The question looms large because of China and Russia, two countries that could never be described as democratic, rule of law, societies. But both are large and threatening societies that are supporting thriving commerce. They make the issue cogent.
The towering example of Singapore, a rich, commercial, free market, thumbs its nose at democracy theorists because it is a one man autocracy which has been run by Lee Quan Yew for forty years. Singapore is an example of commerce thriving in a non-democratic environment
It may be possible for commerce to thrive in any environment, like Singapore, where the market is free, but the politics isn't, if the government remains stable over very long periods. We don't yet know the long term stability of Singapore. We do know that nepotism, the current Singapore model is doomed to failure, as all historic examples of nepotism show.
When Singapore fails, if it does, commercial interests may never again believe it is possible to thrive without democracy and rule of law.
On the other hand, China has succeeded in having a stable hand-off of
power once so far, while maintaining and expanding the fairly free
market and controlling the very commercial Hong Kong.
Time will tell if China can hand-off power repeatedly and whether a China that is stable over long periods will be an example of commerce without democracy.
The other issue that is of interest to me, requires thinking and maybe some new experimental nations as examples: Can a democracy survive without commerce?
There aren't many examples to look back on. Athenian democracy failed.

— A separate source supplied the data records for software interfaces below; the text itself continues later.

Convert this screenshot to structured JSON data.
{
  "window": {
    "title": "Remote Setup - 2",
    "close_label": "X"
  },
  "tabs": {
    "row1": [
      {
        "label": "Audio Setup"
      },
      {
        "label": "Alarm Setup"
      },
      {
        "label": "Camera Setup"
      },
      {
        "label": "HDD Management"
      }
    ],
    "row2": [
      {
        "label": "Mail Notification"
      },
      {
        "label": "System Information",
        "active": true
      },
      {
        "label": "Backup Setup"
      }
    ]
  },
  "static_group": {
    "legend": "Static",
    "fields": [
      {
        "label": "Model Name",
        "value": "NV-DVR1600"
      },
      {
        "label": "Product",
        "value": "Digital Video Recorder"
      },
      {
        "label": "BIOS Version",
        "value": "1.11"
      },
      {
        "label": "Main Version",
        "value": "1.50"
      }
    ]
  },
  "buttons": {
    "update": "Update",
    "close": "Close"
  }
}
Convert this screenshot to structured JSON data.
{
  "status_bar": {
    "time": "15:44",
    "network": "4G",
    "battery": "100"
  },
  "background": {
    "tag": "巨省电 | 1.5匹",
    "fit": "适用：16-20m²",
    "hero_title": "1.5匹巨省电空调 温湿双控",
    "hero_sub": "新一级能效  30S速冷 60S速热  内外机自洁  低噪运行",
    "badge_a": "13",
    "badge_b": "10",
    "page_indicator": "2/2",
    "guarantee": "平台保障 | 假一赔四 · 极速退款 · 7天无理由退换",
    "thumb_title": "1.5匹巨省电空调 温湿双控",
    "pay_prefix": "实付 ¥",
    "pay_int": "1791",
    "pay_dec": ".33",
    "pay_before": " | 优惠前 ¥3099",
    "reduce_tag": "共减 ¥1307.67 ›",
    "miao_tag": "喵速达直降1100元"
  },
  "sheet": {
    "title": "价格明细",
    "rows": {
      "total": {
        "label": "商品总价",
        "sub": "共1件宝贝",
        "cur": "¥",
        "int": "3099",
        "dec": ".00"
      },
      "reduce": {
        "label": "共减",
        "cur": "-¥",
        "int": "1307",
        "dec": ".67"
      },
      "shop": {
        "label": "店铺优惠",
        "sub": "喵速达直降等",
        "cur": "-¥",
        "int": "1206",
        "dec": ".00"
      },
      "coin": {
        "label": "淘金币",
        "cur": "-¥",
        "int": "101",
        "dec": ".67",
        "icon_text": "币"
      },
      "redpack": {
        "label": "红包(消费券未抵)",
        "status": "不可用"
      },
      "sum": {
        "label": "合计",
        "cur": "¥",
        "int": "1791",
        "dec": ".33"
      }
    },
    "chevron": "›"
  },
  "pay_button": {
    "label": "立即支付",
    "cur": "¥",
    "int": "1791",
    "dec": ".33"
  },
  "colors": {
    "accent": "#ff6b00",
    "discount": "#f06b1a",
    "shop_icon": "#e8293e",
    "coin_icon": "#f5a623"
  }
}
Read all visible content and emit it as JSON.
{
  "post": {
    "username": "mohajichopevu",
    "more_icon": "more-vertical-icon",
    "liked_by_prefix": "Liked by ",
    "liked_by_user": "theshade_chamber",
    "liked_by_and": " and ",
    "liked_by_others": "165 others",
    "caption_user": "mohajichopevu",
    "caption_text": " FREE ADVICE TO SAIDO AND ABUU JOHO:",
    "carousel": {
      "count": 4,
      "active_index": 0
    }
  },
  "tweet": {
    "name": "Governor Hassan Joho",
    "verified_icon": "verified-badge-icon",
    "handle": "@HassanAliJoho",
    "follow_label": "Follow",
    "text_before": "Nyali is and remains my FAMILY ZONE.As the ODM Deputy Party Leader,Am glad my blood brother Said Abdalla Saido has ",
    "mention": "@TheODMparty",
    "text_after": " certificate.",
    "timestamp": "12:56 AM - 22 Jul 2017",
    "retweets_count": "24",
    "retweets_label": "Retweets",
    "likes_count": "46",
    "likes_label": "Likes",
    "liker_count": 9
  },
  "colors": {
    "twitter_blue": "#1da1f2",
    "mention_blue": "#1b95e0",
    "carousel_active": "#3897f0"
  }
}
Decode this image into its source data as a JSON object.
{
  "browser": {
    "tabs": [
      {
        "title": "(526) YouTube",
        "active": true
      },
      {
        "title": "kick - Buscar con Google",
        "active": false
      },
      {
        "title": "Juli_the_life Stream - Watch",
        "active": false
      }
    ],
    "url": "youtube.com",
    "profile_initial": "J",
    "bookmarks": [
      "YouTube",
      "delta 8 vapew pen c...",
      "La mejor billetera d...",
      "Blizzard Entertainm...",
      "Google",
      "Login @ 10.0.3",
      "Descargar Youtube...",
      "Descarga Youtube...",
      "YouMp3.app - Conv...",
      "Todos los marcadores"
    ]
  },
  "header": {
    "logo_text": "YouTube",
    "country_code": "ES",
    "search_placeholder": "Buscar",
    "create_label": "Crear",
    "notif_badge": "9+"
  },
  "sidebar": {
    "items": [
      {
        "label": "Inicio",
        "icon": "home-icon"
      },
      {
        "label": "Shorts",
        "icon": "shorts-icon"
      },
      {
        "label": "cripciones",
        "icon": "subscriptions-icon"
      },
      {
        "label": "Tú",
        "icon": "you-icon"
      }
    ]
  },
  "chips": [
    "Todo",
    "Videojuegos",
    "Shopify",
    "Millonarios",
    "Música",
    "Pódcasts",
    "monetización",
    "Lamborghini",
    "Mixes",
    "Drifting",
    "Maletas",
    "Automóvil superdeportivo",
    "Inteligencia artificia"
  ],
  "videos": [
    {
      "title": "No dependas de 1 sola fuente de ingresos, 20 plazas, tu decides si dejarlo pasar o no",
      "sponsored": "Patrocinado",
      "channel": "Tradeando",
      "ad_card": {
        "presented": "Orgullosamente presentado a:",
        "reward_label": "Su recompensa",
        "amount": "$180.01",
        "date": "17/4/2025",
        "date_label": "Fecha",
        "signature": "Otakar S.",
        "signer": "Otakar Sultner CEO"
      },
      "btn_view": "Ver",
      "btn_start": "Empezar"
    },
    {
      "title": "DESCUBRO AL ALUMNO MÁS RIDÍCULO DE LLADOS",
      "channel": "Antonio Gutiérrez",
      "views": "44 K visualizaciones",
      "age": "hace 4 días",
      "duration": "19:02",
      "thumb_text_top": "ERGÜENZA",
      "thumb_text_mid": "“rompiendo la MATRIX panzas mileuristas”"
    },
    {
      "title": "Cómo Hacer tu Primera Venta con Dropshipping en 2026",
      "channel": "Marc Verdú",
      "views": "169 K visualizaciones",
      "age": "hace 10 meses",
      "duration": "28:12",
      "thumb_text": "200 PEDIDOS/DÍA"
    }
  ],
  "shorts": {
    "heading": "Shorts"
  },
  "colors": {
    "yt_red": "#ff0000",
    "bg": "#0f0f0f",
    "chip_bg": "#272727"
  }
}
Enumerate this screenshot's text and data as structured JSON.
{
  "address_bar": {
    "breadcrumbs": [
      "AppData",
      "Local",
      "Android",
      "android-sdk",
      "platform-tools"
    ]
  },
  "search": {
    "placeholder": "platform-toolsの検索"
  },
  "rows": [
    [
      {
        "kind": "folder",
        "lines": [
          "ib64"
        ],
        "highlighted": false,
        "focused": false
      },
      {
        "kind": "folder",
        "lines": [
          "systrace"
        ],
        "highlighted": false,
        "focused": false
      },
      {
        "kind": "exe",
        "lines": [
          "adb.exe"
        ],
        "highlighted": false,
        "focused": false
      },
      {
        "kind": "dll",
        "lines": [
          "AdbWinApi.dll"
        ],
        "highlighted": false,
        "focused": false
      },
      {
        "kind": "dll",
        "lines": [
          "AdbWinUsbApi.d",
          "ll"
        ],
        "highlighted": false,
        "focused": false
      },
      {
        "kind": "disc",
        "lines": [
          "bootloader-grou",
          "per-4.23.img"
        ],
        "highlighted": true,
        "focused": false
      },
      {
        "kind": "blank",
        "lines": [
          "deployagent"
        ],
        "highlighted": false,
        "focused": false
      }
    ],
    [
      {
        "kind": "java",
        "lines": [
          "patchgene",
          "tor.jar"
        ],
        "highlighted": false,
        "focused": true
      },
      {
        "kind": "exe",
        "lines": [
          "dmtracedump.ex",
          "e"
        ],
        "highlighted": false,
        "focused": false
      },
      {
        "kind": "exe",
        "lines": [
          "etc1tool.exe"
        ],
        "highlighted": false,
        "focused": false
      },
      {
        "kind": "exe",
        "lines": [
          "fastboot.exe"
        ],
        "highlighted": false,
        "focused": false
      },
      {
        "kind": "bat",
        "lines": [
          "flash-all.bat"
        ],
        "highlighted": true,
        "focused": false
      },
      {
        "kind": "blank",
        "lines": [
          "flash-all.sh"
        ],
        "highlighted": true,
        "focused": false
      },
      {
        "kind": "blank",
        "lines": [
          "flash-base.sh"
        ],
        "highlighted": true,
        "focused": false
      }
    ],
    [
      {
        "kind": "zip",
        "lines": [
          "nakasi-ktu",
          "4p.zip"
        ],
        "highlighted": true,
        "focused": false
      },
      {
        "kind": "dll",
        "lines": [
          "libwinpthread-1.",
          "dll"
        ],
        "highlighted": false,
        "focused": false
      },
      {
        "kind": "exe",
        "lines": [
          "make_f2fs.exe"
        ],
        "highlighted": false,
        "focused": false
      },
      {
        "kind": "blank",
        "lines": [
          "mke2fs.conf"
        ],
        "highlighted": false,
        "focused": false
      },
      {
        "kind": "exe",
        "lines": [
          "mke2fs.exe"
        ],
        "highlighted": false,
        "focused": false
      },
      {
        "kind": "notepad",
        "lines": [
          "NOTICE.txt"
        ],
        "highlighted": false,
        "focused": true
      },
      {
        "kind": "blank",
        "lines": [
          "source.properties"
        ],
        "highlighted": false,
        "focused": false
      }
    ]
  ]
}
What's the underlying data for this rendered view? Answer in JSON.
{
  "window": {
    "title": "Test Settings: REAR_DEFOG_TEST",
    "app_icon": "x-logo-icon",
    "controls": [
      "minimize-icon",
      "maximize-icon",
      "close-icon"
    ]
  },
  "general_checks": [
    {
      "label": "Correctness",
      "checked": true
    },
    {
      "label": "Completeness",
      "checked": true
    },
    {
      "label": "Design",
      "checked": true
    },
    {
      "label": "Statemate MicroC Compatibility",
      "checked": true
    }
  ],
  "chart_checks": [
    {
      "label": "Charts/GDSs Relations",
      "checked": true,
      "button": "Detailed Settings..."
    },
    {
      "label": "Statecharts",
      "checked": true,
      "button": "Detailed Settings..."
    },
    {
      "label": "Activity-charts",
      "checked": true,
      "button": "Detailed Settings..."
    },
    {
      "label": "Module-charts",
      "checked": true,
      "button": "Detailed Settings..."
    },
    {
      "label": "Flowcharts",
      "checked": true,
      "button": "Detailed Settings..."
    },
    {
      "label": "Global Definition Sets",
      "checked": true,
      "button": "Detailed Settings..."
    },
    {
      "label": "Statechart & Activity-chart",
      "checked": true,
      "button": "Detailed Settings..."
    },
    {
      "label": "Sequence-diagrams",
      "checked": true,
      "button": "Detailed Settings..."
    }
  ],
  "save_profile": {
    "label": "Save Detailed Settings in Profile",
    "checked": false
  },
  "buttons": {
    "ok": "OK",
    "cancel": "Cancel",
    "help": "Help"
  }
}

So did the Seneca Indian model. I can't think of any others.
Historic examples don't answer the question. All the Viking countries and settlements were essentially democratic for a thousand years but the Vikings were an intensely commercial people. In most cases the Viking countries took on the appearance of a Royal Family but remained democracies, as they are today.
Most of the countries the Vikings settled, as the overlords, France, Russia and a few others, remained non-democratic for centuries.
Then there are the two unique cases of Switzerland and Holland. Both became democracies on their own. However, both were growing commercially before they were democracies.
What we have as historical examples are commercial societies that became democracies. We have no good examples of the opposite, a democracy that wasn't a commercial society.
My theoretical speculation as to the reason this is true is that democracy is an unstable form of government because in a democracy powerful people gain control and remain in control suppressing change and thwarting the democratic notion of decentralized decision making and decentralized power. Democracies, without commerce to destabilize them, without the new meritocratic leaders thrown up by commerce, devolve into long term stable autocracies.
Back to my thesis. Commerce is required for democracy. The reverse may not be true if the non-democratic government can have the rule of law and long term stability.